__Activity__. Find each line of the material below in which the word "difference" occurs, and return it.

************

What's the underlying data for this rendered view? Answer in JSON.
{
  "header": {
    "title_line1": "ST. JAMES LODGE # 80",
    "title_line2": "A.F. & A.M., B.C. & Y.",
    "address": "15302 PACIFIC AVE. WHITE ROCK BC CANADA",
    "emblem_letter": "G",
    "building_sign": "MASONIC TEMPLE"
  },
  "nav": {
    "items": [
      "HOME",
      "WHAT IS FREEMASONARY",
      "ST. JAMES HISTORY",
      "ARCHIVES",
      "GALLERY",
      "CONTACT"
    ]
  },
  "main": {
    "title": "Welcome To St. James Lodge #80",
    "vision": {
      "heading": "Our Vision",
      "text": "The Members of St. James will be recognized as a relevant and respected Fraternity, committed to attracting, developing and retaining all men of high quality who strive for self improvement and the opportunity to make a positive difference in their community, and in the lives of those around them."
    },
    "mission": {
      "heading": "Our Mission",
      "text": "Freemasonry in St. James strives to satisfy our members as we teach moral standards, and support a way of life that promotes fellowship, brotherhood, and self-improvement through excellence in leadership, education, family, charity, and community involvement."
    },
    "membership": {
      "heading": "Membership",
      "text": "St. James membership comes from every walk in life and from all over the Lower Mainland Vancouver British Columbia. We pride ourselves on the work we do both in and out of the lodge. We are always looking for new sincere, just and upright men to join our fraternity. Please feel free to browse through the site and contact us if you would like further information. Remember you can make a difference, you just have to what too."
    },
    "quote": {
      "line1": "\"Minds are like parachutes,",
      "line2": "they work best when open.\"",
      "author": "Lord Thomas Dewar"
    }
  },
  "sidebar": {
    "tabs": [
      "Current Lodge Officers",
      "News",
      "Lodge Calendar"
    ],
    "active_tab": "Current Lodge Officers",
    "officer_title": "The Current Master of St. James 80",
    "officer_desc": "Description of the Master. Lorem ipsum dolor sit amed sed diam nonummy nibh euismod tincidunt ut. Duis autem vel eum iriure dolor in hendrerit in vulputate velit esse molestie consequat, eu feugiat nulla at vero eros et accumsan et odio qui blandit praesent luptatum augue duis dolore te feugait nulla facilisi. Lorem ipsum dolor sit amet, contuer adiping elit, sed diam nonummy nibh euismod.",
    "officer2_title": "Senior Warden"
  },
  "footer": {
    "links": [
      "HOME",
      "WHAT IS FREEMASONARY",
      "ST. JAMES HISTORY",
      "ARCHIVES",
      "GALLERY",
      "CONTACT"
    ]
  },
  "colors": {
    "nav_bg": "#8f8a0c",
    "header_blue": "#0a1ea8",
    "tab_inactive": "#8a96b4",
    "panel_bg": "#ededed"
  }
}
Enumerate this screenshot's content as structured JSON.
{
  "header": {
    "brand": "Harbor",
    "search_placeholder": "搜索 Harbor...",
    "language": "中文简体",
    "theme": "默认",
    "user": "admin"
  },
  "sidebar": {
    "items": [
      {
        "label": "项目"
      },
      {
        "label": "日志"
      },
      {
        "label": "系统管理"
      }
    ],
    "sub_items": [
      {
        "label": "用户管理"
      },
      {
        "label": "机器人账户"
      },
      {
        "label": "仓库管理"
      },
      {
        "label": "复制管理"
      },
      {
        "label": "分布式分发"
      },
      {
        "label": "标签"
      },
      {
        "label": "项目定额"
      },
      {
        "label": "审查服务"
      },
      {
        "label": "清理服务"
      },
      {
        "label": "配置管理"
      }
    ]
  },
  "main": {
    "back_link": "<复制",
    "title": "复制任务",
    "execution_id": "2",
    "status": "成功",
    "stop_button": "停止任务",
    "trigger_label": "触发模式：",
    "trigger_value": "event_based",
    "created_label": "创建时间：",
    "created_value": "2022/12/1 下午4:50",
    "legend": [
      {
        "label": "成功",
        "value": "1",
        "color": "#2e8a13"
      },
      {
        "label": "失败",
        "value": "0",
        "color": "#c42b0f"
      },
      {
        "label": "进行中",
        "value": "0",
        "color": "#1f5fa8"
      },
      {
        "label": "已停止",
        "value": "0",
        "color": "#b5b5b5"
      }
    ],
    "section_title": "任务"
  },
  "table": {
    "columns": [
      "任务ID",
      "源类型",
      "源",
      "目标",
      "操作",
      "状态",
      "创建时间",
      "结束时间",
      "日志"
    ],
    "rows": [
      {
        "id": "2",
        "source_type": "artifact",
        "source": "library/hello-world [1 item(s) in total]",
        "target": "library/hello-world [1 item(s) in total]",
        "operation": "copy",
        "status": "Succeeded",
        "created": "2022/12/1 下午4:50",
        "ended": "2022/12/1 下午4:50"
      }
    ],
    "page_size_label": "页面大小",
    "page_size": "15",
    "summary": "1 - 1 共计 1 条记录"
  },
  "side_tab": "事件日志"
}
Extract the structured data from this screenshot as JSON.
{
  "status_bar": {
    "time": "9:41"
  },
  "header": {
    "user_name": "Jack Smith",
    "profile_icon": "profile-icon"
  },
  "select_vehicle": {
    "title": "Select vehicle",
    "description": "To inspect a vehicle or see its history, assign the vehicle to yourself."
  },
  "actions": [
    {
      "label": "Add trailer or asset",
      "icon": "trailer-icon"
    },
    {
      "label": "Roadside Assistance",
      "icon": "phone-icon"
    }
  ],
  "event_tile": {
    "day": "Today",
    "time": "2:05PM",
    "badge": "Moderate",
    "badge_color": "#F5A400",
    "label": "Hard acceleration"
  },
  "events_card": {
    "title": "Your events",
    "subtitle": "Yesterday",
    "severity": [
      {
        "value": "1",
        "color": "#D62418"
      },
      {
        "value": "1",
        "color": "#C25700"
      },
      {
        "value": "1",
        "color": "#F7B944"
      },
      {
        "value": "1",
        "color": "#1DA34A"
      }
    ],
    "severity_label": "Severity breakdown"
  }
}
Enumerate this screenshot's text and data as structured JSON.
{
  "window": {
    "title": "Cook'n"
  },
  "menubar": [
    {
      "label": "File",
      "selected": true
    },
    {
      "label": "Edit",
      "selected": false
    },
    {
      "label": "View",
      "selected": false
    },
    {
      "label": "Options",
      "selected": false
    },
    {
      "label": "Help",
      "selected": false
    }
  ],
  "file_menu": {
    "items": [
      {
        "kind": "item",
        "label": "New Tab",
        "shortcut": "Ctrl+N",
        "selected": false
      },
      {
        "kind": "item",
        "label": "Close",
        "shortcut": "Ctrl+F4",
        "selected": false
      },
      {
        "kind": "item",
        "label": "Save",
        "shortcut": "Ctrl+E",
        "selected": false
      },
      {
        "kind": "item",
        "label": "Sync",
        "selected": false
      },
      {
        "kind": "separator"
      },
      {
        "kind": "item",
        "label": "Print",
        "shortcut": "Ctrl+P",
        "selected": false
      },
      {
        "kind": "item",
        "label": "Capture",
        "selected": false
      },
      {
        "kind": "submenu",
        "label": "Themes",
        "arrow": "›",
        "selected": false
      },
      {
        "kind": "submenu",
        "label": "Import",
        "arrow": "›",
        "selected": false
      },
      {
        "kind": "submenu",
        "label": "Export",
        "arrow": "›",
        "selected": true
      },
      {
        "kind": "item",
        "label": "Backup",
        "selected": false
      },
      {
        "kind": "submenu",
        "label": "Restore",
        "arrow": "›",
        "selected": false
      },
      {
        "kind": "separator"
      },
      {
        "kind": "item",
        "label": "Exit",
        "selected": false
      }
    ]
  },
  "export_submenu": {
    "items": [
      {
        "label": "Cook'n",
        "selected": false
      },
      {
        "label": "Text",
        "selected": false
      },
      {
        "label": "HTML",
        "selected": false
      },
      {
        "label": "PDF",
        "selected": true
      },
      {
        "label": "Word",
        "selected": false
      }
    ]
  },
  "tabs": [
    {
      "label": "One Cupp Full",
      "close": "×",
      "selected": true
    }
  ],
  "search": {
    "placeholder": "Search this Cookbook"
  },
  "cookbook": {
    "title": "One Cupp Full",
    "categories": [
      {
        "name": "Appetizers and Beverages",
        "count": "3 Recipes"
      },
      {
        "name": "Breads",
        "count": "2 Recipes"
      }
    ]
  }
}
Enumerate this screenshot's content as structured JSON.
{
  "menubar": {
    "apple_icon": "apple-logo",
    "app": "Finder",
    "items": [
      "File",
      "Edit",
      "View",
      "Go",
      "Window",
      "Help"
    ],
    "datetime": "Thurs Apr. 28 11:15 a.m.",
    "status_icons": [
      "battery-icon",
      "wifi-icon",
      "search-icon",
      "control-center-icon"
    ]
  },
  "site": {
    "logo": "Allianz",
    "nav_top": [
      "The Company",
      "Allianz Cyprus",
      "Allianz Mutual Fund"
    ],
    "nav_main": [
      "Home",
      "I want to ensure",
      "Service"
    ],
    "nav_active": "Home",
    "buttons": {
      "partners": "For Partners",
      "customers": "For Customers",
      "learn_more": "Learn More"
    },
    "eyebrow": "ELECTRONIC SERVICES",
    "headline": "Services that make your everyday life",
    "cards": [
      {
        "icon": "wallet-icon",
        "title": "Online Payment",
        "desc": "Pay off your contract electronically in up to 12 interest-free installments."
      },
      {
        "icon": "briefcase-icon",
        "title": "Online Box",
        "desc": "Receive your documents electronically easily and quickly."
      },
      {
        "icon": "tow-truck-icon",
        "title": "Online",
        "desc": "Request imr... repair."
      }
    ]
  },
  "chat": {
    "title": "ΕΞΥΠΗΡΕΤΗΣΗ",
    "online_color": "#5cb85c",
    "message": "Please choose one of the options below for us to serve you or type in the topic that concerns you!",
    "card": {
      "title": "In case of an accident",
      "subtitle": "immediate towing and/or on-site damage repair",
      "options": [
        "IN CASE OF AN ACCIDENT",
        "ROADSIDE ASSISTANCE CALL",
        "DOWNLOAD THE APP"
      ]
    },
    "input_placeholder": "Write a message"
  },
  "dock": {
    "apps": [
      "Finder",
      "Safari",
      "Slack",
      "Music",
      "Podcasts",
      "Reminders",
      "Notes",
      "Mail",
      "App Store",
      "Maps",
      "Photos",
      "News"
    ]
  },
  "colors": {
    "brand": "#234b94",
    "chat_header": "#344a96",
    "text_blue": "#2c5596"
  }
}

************

__Result below__.
      "text": "The Members of St. James will be recognized as a relevant and respected Fraternity, committed to attracting, developing and retaining all men of high quality who strive for self improvement and the opportunity to make a positive difference in their community, and in the lives of those around them."
      "text": "St. James membership comes from every walk in life and from all over the Lower Mainland Vancouver British Columbia. We pride ourselves on the work we do both in and out of the lodge. We are always looking for new sincere, just and upright men to join our fraternity. Please feel free to browse through the site and contact us if you would like further information. Remember you can make a difference, you just have to what too."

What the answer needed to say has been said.